Keeping weight off after dieting is the real challenge!

Let’s face it: Summer at the beach means being surrounded by food. Whatever your pleasure—frozen custard, juicy burgers, hot crispy pizza or outstanding seafood—it’s all right here. How can you possibly lose weight, or even maintain your weight, under such circumstances?(By the way, if you already have a GQ/Cosmo body, and–now, raise your right hand–you are never tempted, then, as much as it pains me to do so, I advise you to stop reading and proceed immediately to the Tofu, Lettuce & Sit-up page.)
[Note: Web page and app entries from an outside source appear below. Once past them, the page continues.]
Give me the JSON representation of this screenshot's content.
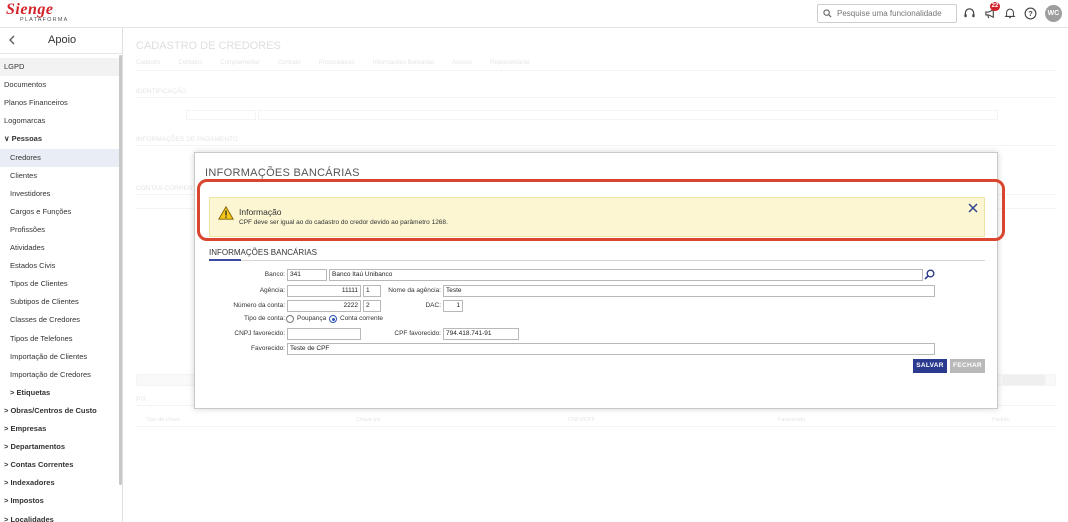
{
  "topbar": {
    "logo": "Sienge",
    "logo_sub": "PLATAFORMA",
    "search_placeholder": "Pesquise uma funcionalidade",
    "notification_count": "22",
    "avatar_initials": "WC"
  },
  "sidebar": {
    "title": "Apoio",
    "items": [
      {
        "label": "LGPD",
        "level": 0,
        "bold": false
      },
      {
        "label": "Documentos",
        "level": 0,
        "bold": false
      },
      {
        "label": "Planos Financeiros",
        "level": 0,
        "bold": false
      },
      {
        "label": "Logomarcas",
        "level": 0,
        "bold": false
      },
      {
        "label": "∨ Pessoas",
        "level": 0,
        "bold": true
      },
      {
        "label": "Credores",
        "level": 1,
        "bold": false,
        "active": true
      },
      {
        "label": "Clientes",
        "level": 1,
        "bold": false
      },
      {
        "label": "Investidores",
        "level": 1,
        "bold": false
      },
      {
        "label": "Cargos e Funções",
        "level": 1,
        "bold": false
      },
      {
        "label": "Profissões",
        "level": 1,
        "bold": false
      },
      {
        "label": "Atividades",
        "level": 1,
        "bold": false
      },
      {
        "label": "Estados Civis",
        "level": 1,
        "bold": false
      },
      {
        "label": "Tipos de Clientes",
        "level": 1,
        "bold": false
      },
      {
        "label": "Subtipos de Clientes",
        "level": 1,
        "bold": false
      },
      {
        "label": "Classes de Credores",
        "level": 1,
        "bold": false
      },
      {
        "label": "Tipos de Telefones",
        "level": 1,
        "bold": false
      },
      {
        "label": "Importação de Clientes",
        "level": 1,
        "bold": false
      },
      {
        "label": "Importação de Credores",
        "level": 1,
        "bold": false
      },
      {
        "label": "> Etiquetas",
        "level": 1,
        "bold": true
      },
      {
        "label": "> Obras/Centros de Custo",
        "level": 0,
        "bold": true
      },
      {
        "label": "> Empresas",
        "level": 0,
        "bold": true
      },
      {
        "label": "> Departamentos",
        "level": 0,
        "bold": true
      },
      {
        "label": "> Contas Correntes",
        "level": 0,
        "bold": true
      },
      {
        "label": "> Indexadores",
        "level": 0,
        "bold": true
      },
      {
        "label": "> Impostos",
        "level": 0,
        "bold": true
      },
      {
        "label": "> Localidades",
        "level": 0,
        "bold": true
      }
    ]
  },
  "background": {
    "title": "CADASTRO DE CREDORES",
    "tabs": [
      "Cadastro",
      "Contatos",
      "Complementar",
      "Contrato",
      "Procuradores",
      "Informações Bancárias",
      "Anexos",
      "Representante"
    ],
    "sec_identification": "IDENTIFICAÇÃO",
    "sec_payment": "INFORMAÇÕES DE PAGAMENTO",
    "sec_accounts": "CONTAS CORRENTES",
    "sec_pix": "PIX",
    "col_headers": [
      "Tipo de chave",
      "Chave pix",
      "CNPJ/CPF",
      "Favorecido",
      "Padrão"
    ]
  },
  "modal": {
    "title": "INFORMAÇÕES BANCÁRIAS",
    "alert": {
      "title": "Informação",
      "message": "CPF deve ser igual ao do cadastro do credor devido ao parâmetro 1268.",
      "close_icon": "close-icon"
    },
    "section_title": "INFORMAÇÕES BANCÁRIAS",
    "form": {
      "banco_label": "Banco:",
      "banco_code": "341",
      "banco_name": "Banco Itaú Unibanco",
      "agencia_label": "Agência:",
      "agencia_value": "11111",
      "agencia_digit": "1",
      "nome_agencia_label": "Nome da agência:",
      "nome_agencia_value": "Teste",
      "conta_label": "Número da conta:",
      "conta_value": "2222",
      "conta_digit": "2",
      "dac_label": "DAC:",
      "dac_value": "1",
      "tipo_conta_label": "Tipo de conta:",
      "tipo_conta_options": [
        "Poupança",
        "Conta corrente"
      ],
      "tipo_conta_selected": "Conta corrente",
      "cnpj_label": "CNPJ favorecido:",
      "cnpj_value": "",
      "cpf_label": "CPF favorecido:",
      "cpf_value": "794.418.741-91",
      "favorecido_label": "Favorecido:",
      "favorecido_value": "Teste de CPF"
    },
    "save_label": "SALVAR",
    "close_label": "FECHAR"
  },
  "colors": {
    "brand": "#d2232a",
    "primary": "#2a3a8f",
    "alert_bg": "#fcf6d2",
    "highlight": "#d9452f"
  }
}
Now, back to the rest of us. My experience as a psychotherapist has shown that a restrictive diet, full of rules and regulations, is not the way to lose and maintain weight. Why? Because, in and of itself, it’s a contradiction. Dieting means following a temporary formula to achieve a permanent goal. In other words, you suffer for a period of time in order to lose weight. But then what?
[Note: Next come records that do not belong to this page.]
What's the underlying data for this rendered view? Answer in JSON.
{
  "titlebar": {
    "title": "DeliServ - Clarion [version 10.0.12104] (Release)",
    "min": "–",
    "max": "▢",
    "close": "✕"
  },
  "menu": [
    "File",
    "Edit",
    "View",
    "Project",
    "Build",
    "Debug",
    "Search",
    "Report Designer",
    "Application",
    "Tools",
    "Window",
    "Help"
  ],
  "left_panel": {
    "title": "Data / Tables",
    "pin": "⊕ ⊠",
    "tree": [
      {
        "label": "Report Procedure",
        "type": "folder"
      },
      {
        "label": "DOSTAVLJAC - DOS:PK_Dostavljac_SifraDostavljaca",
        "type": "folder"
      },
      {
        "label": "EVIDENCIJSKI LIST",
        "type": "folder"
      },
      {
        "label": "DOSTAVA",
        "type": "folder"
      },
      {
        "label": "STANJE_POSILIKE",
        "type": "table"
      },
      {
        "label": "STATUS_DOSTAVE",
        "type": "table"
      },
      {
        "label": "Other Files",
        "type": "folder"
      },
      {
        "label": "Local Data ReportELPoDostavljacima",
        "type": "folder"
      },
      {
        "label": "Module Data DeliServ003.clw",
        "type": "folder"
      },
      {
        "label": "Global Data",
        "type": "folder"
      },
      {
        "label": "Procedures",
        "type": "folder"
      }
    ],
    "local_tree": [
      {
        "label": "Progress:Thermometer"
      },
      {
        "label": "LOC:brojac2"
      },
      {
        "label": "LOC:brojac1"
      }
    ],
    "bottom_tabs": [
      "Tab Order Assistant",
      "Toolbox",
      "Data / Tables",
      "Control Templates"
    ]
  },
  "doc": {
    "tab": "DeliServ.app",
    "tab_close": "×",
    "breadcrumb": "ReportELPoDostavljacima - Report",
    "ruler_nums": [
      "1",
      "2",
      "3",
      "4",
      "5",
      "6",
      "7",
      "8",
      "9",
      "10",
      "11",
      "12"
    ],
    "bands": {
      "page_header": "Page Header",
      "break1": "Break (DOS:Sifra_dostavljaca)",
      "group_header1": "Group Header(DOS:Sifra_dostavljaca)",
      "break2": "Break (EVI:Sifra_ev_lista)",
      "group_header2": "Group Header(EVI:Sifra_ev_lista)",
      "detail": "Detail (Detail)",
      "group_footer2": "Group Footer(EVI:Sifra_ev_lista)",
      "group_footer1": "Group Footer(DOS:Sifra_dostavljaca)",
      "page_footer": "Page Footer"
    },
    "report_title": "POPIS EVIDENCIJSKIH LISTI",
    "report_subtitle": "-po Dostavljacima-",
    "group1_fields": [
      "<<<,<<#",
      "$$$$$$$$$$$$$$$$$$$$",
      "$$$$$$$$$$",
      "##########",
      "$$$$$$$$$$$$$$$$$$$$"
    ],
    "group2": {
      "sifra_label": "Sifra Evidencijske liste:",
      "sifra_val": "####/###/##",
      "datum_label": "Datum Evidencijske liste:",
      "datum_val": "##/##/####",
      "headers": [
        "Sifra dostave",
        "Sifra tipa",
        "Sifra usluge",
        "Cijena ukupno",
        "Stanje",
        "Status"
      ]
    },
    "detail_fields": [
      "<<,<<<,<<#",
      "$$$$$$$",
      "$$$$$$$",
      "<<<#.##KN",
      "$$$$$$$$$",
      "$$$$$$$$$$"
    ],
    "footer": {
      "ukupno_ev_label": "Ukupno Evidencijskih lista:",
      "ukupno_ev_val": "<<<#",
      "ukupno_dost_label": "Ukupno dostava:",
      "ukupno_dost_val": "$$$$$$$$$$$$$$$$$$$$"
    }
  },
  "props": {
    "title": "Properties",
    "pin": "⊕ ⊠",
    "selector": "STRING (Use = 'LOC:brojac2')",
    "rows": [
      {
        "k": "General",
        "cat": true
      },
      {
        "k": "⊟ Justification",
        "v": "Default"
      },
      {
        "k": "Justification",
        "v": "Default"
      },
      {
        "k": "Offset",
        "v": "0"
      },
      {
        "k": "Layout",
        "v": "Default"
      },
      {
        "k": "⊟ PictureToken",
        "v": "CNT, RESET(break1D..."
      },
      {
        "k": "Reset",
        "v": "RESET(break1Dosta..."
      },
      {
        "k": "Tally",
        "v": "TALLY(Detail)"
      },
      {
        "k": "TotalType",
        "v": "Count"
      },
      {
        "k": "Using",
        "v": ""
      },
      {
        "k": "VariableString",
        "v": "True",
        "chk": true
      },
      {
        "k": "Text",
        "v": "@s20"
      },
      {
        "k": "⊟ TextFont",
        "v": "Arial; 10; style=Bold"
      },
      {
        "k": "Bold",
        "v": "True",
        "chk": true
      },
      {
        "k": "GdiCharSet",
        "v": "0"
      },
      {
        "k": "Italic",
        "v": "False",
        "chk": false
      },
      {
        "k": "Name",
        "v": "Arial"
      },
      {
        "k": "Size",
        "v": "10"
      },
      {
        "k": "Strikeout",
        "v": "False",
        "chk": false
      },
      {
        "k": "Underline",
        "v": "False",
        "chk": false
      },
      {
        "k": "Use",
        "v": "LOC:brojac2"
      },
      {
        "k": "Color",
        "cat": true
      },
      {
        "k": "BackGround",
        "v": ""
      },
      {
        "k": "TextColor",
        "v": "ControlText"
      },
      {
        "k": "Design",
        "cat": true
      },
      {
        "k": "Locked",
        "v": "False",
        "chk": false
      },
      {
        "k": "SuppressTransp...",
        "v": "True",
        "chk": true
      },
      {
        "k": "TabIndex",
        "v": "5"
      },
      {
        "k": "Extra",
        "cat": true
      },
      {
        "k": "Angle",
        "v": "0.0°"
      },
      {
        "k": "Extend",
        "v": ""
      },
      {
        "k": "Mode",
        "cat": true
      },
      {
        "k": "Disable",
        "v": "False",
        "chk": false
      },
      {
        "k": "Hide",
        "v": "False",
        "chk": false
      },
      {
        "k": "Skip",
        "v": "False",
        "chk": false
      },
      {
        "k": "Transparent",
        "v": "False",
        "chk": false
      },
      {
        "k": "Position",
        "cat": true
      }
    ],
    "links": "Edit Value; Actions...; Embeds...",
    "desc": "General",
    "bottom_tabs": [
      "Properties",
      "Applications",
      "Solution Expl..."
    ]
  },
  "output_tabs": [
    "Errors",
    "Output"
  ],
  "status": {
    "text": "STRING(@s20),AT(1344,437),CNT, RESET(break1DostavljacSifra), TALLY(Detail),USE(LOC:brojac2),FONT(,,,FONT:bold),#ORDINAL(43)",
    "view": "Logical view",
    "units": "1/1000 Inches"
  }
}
Like the school child anxiously awaiting the 3pm bell, most dieters courageously endure the latest fad diet, and then, when they just can’t take it any longer—it’s back to the goodies again. Despite all the ‘scientific’ hype over fat, no fat, carbs, no carbs, protein, no protein’you name it, Americans are getting fatter in record numbers. Something isn’t working!
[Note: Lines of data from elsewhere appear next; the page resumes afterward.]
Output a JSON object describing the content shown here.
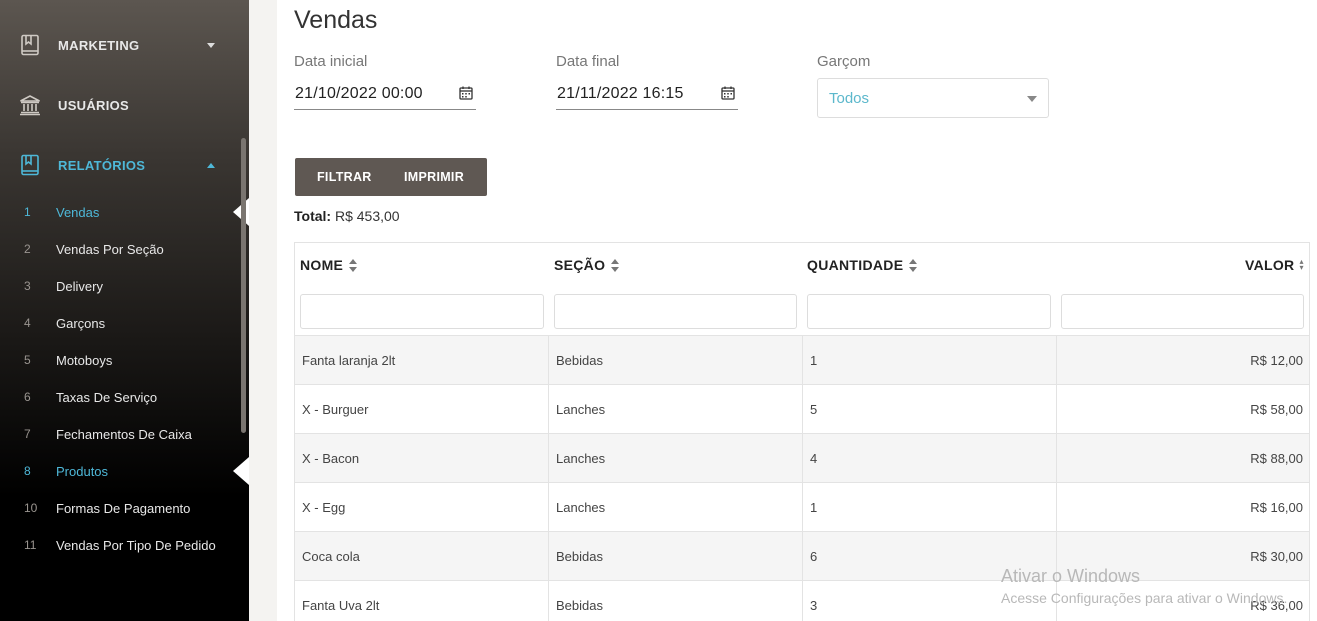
{
  "sidebar": {
    "sections": [
      {
        "label": "MARKETING",
        "icon": "book-icon",
        "caret": "down"
      },
      {
        "label": "USUÁRIOS",
        "icon": "bank-icon"
      },
      {
        "label": "RELATÓRIOS",
        "icon": "bookmark-book-icon",
        "caret": "up",
        "active": true
      }
    ],
    "items": [
      {
        "num": "1",
        "label": "Vendas",
        "active": true
      },
      {
        "num": "2",
        "label": "Vendas Por Seção"
      },
      {
        "num": "3",
        "label": "Delivery"
      },
      {
        "num": "4",
        "label": "Garçons"
      },
      {
        "num": "5",
        "label": "Motoboys"
      },
      {
        "num": "6",
        "label": "Taxas De Serviço"
      },
      {
        "num": "7",
        "label": "Fechamentos De Caixa"
      },
      {
        "num": "8",
        "label": "Produtos",
        "active": true
      },
      {
        "num": "10",
        "label": "Formas De Pagamento"
      },
      {
        "num": "11",
        "label": "Vendas Por Tipo De Pedido"
      }
    ],
    "accent_color": "#4eb8d8"
  },
  "page": {
    "title": "Vendas",
    "filters": {
      "start_label": "Data inicial",
      "start_value": "21/10/2022 00:00",
      "end_label": "Data final",
      "end_value": "21/11/2022 16:15",
      "waiter_label": "Garçom",
      "waiter_value": "Todos"
    },
    "buttons": {
      "filter": "FILTRAR",
      "print": "IMPRIMIR"
    },
    "total_label": "Total:",
    "total_value": "R$ 453,00"
  },
  "table": {
    "headers": [
      "NOME",
      "SEÇÃO",
      "QUANTIDADE",
      "VALOR"
    ],
    "rows": [
      [
        "Fanta laranja 2lt",
        "Bebidas",
        "1",
        "R$ 12,00"
      ],
      [
        "X - Burguer",
        "Lanches",
        "5",
        "R$ 58,00"
      ],
      [
        "X - Bacon",
        "Lanches",
        "4",
        "R$ 88,00"
      ],
      [
        "X - Egg",
        "Lanches",
        "1",
        "R$ 16,00"
      ],
      [
        "Coca cola",
        "Bebidas",
        "6",
        "R$ 30,00"
      ],
      [
        "Fanta Uva 2lt",
        "Bebidas",
        "3",
        "R$ 36,00"
      ]
    ]
  },
  "watermark": {
    "line1": "Ativar o Windows",
    "line2": "Acesse Configurações para ativar o Windows."
  }
}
The problem with dieting is that it’s short-term. Well-intentioned dieters don’t think beyond the initial, temporary sacrifice. But as more overeaters are discovering, losing weight isn’t nearly as hard as keeping it off. In fact, maintaining your new-found weight ends up being a lot more difficult than losing, because the positive reinforcement (‘Wow! Don’t you look great!’), and the fun of buying smaller clothes (and what, exactly, does ‘portly’ really mean?), slowly fade as dieters approach their goal.

Though it’s deceptively basic, the solution is simply to eat whatever amount is required to get your body weight to where you want it to be—and to keep it there. Experiment by monitoring your weight, or waist size, as you eat smaller amounts over time. Control the portions and the weight will follow. Get moral support through family and friends; groups such as Weight Watchers or Curves; or spend some time talking to a good counselor or therapist.

Is it hard? Yes! Eating is necessary to life, and imparts powerful, pleasurable sensations. My clients tell me that the sense of loss and craving can often mimic withdrawal from certain drugs. For the ‘horizontally challenged,’ strolling the Ocean City boardwalk, driving up Garfield Parkway, or walking down Rehoboth Avenue can be a distressing, saliva-generating experience. Why do you think they call it ‘comfort food!’

Dieting, with motivation, often does work in the short run. In the long run, though, it can never be a replacement for feeding your body no more fuel than what it needs to operate. There’s no short cut. You can’t starve yourself of carbs or fat, for example, and then, once you can’t stand it any longer, revert to your old ways. If anything, you’ll blow up bigger than before. There are people (of whom I stand in awe), who can starve themselves indefinitely, but the credit doesn’t go to the diet; it goes to their singular determination to establish a permanent lifestyle change.

In response to my online column, a reader emailed, ‘As a fitness training professional, one of the first things I teach my clients is that one cannot ‘starve’ fat off of the body. It must be burned off through increased exercise and a slight decrease in food intake. Far too often I see people who starve themselves on a diet and get absolutely nowhere. Their metabolic rate slows down, and, because they neglect exercise, they end up either not being able to lose any more weight or actually begin to put it back on.’ So, moderate exercise is crucial. You live (or vacation) in an exercise paradise. So go to it!

Both psychologically and nutritionally, it’s best to continue eating the kinds of food that you currently like. Just reduce the portions. It’s not easy, but you can still enjoy life by eating well in smaller amounts. Ask yourself, ‘Do I want to experience life to its fullest, or perhaps live a shorter life with more health problems?’ I see clients who overeat because, deep down, they’re not so sure they care about life. This is an emotional issue that requires examination, which no diet can solve.

The old adage, ‘the dose makes the poison’ is true. It’s not food that kills you. It’s too much food. You, and your love of life—not the latest diet du jour—can work to achieve your target weight, once and for all.